    Stop hovering to collapse... Click to collapse... Hover to expand... Click to expand...
  16. DoveAlexa

    DoveAlexa Chaz's Lovey Bunny
    Donor

    Joined:
    Mar 5, 2010
    Threads:
    30
    Messages:
    1,996
    Likes Received:
    271
    Trophy Points:
    0
    MBTI:
    INFJ
    Enneagram:
    9
    If all you care about is looking good to others, how care you attend to the things which actually make you happy and mentally healthy? You lose what you want when you care all about what everyone wants out of you.
     
    Stop hovering to collapse... Click to collapse... Hover to expand... Click to expand...
  17. OP
    TinyBubbles

    TinyBubbles anarchist

    Joined:
    Oct 27, 2009
    Threads:
    245
    Messages:
    9,346
    Featured Threads:
    2
    Likes Received:
    2,229
    Trophy Points:
    966
    MBTI:
    ^.^
    Enneagram:
    .
    unknow youself? well whatever do you mean, mr. NAI? i'm assuming it's either not knowing yourself or unlearning something you do know (which maybe you can't do). how well can you not know yourself... hmmm id say people have an infinite capacity for ignorance, especially when it comes to themselves (and probably people they love)
     
    Stop hovering to collapse... Click to collapse... Hover to expand... Click to expand...
  18. OP
    TinyBubbles

    TinyBubbles anarchist

    Joined:
    Oct 27, 2009
    Threads:
    245
    Messages:
    9,346
    Featured Threads:
    2
    Likes Received:
    2,229
    Trophy Points:
    966
    MBTI:
    ^.^
    Enneagram:
    .
    but you're assuming what you want isn't what everyone else wants of you... say your happiness derived from being what others wanted, looking good to them- then you'd be being untrue to yourself by not trying to impress them
     
    Stop hovering to collapse... Click to collapse... Hover to expand... Click to expand...
  19. OP
    TinyBubbles

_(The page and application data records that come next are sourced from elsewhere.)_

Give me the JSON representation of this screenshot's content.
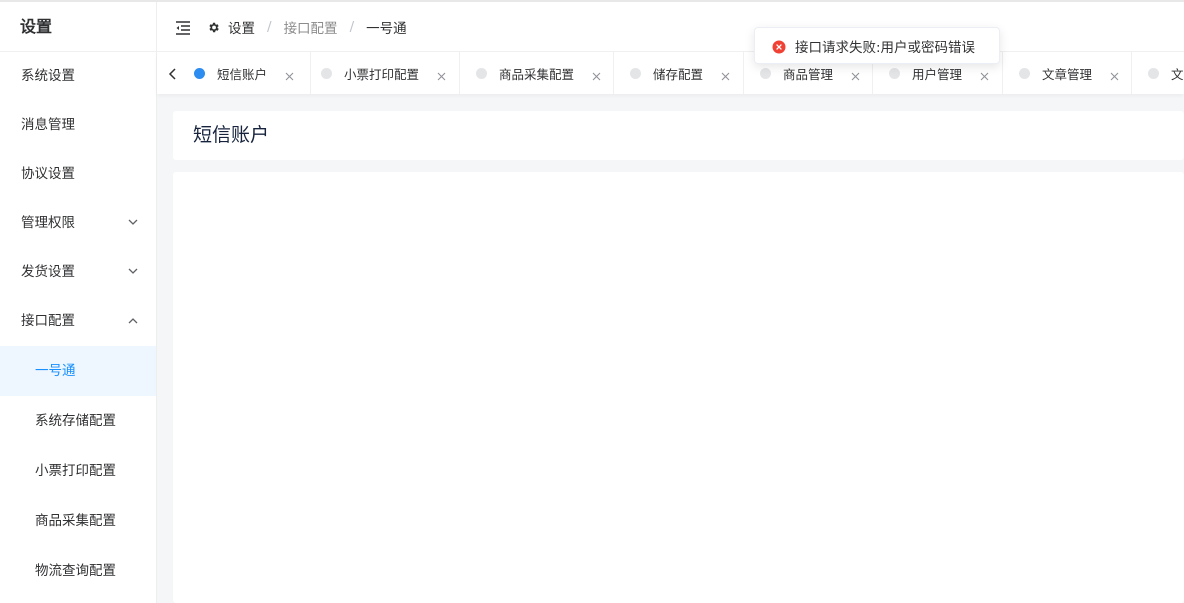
{
  "sidebar": {
    "title": "设置",
    "items": [
      {
        "label": "系统设置"
      },
      {
        "label": "消息管理"
      },
      {
        "label": "协议设置"
      },
      {
        "label": "管理权限"
      },
      {
        "label": "发货设置"
      },
      {
        "label": "接口配置"
      }
    ],
    "sub_items": [
      {
        "label": "一号通"
      },
      {
        "label": "系统存储配置"
      },
      {
        "label": "小票打印配置"
      },
      {
        "label": "商品采集配置"
      },
      {
        "label": "物流查询配置"
      }
    ]
  },
  "breadcrumb": {
    "root": "设置",
    "parent": "接口配置",
    "current": "一号通",
    "separator": "/"
  },
  "tabs": [
    {
      "label": "短信账户"
    },
    {
      "label": "小票打印配置"
    },
    {
      "label": "商品采集配置"
    },
    {
      "label": "储存配置"
    },
    {
      "label": "商品管理"
    },
    {
      "label": "用户管理"
    },
    {
      "label": "文章管理"
    },
    {
      "label": "文"
    }
  ],
  "page": {
    "title": "短信账户"
  },
  "toast": {
    "message": "接口请求失败:用户或密码错误"
  },
  "colors": {
    "accent": "#1890ff",
    "active_dot": "#2d8cf0",
    "error": "#f04134"
  }
}
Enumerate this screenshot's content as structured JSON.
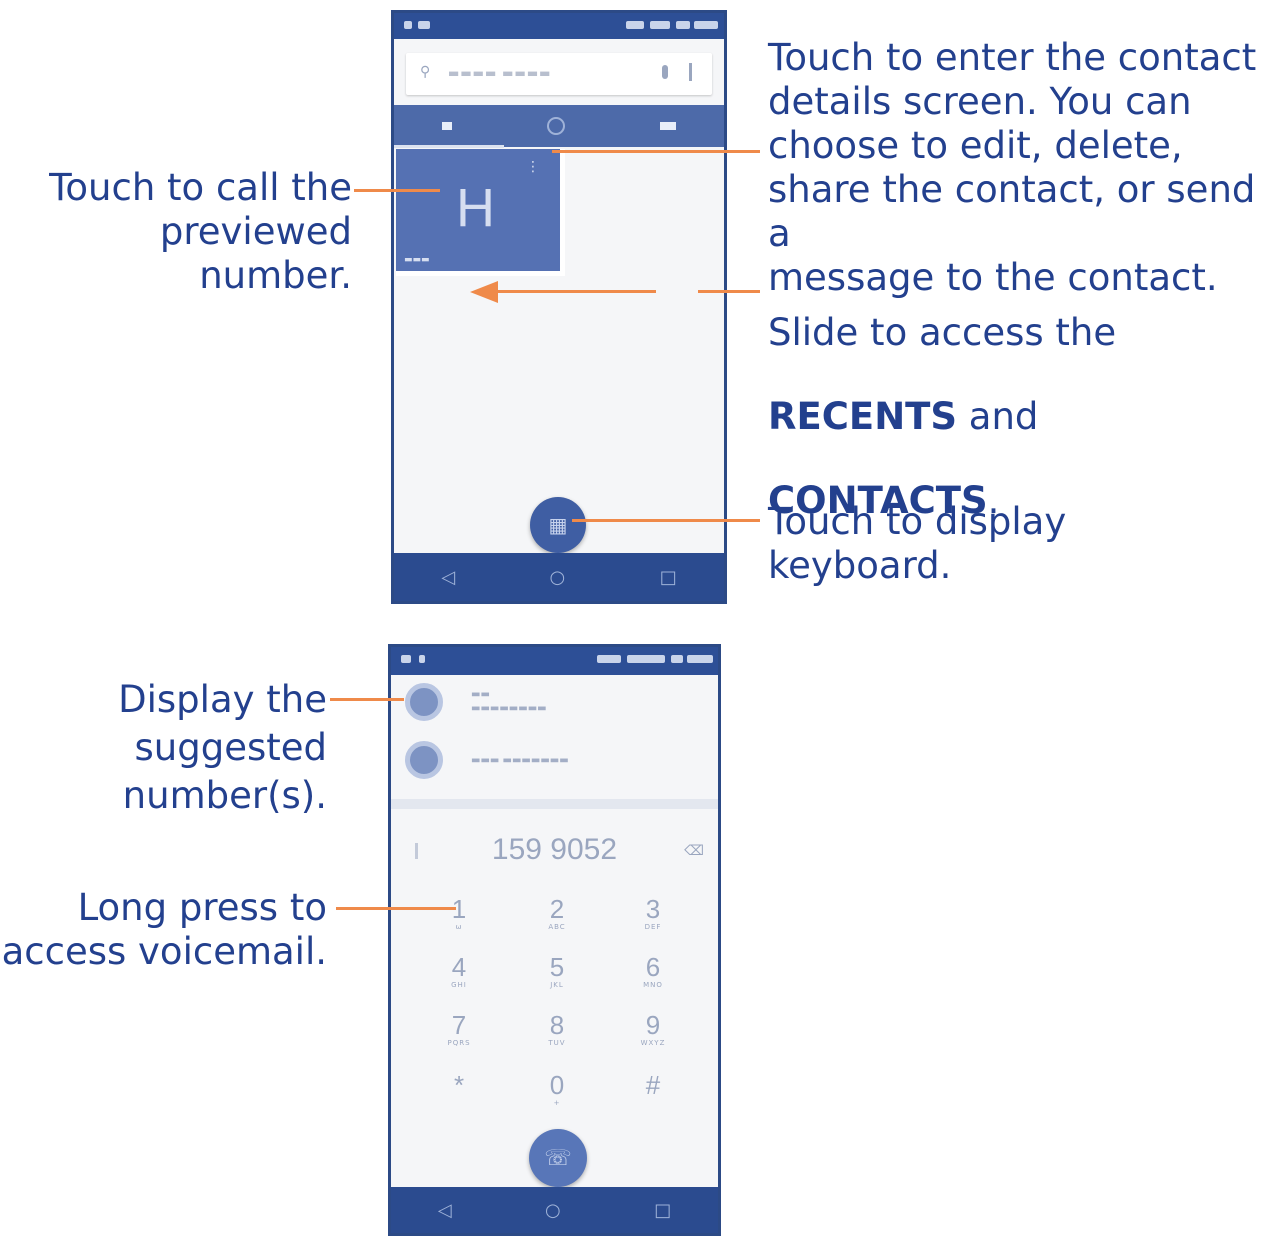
{
  "callouts": {
    "call_previewed": "Touch to call the\npreviewed number.",
    "contact_details": "Touch to enter the contact\ndetails screen. You can\nchoose to edit, delete,\nshare the contact, or send a\nmessage to the contact.",
    "slide_line1": "Slide to access the",
    "slide_recents": "RECENTS",
    "slide_and": " and",
    "slide_contacts": "CONTACTS",
    "slide_period": ".",
    "keyboard": "Touch to display\nkeyboard.",
    "suggested": "Display the\nsuggested\nnumber(s).",
    "voicemail": "Long press to\naccess voicemail."
  },
  "top_phone": {
    "contact_letter": "H"
  },
  "bottom_phone": {
    "dialed_number": "159 9052",
    "keys": [
      {
        "n": "1",
        "l": "ω"
      },
      {
        "n": "2",
        "l": "ABC"
      },
      {
        "n": "3",
        "l": "DEF"
      },
      {
        "n": "4",
        "l": "GHI"
      },
      {
        "n": "5",
        "l": "JKL"
      },
      {
        "n": "6",
        "l": "MNO"
      },
      {
        "n": "7",
        "l": "PQRS"
      },
      {
        "n": "8",
        "l": "TUV"
      },
      {
        "n": "9",
        "l": "WXYZ"
      },
      {
        "n": "*",
        "l": ""
      },
      {
        "n": "0",
        "l": "+"
      },
      {
        "n": "#",
        "l": ""
      }
    ]
  },
  "colors": {
    "accent_orange": "#ef8a4a",
    "text_blue": "#23408e",
    "phone_blue": "#2d4f96"
  },
  "icons": {
    "search": "search-icon",
    "mic": "mic-icon",
    "more": "more-vert-icon",
    "speed_dial_tab": "star-icon",
    "recents_tab": "clock-icon",
    "contacts_tab": "people-icon",
    "dialpad_fab": "dialpad-icon",
    "call_fab": "phone-icon",
    "back": "back-icon",
    "home": "home-icon",
    "recents": "recents-icon"
  }
}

    TinyBubbles anarchist

    Joined:
    Oct 27, 2009
    Threads:
    245
    Messages:
    9,346
    Featured Threads:
    2
    Likes Received:
    2,229
    Trophy Points:
    966
    MBTI:
    ^.^
    Enneagram:
    .
    hahahahah i loved that! definitely brings something new to the table XD
     
    Stop hovering to collapse... Click to collapse... Hover to expand... Click to expand...
  20. NeverAmI

    NeverAmI Satisclassifaction
    Retired Staff

    Joined:
    Sep 22, 2009
    Threads:
    197
    Messages:
    8,792
    Featured Threads:
    1
    Likes Received:
    950
    Trophy Points:
    0
    MBTI:
    INFP
    Enneagram:
    5w4
    Yea, you are right, bad choice of words on my part!

    For me, it is to shed bias. To look at yourself freshly each time. Not to say 'I am this' and 'I am not that' in relation to something; such as existing in a point and time outside the relativity of everything else as far as possible.


    In terms of the OP, VERY few know me well enough to make any sort of accurate judgement. I don't let much be known about myself, I didn't quite realize how much that is the case until recently. Either way, people can only judge me within the confines of the context in which my actions were observed by them. This means that their frame of reference for a certain set of actions on my part is extremely limited and they typically are quite far off unless I divulge to them that extended frame of reference.

    So no, it is more of me providing them a way to know me. Some people may be more accurate at calling up fine/minute details of that frame of reference that I may forget, but unless they somehow acquired that from me from the start, or had spent a substantial amount of time witnessing my interactions with a vast array of experiences, they really don't have much to offer in terms of psychological analysis.

    You could say 'you were in this certain frame of mind at the time.' But you can't assume to tell me 'You are this.'
     
    Stop hovering to collapse... Click to collapse... Hover to expand... Click to expand...
    Poetic Justice likes this.
Loading...

Share This Page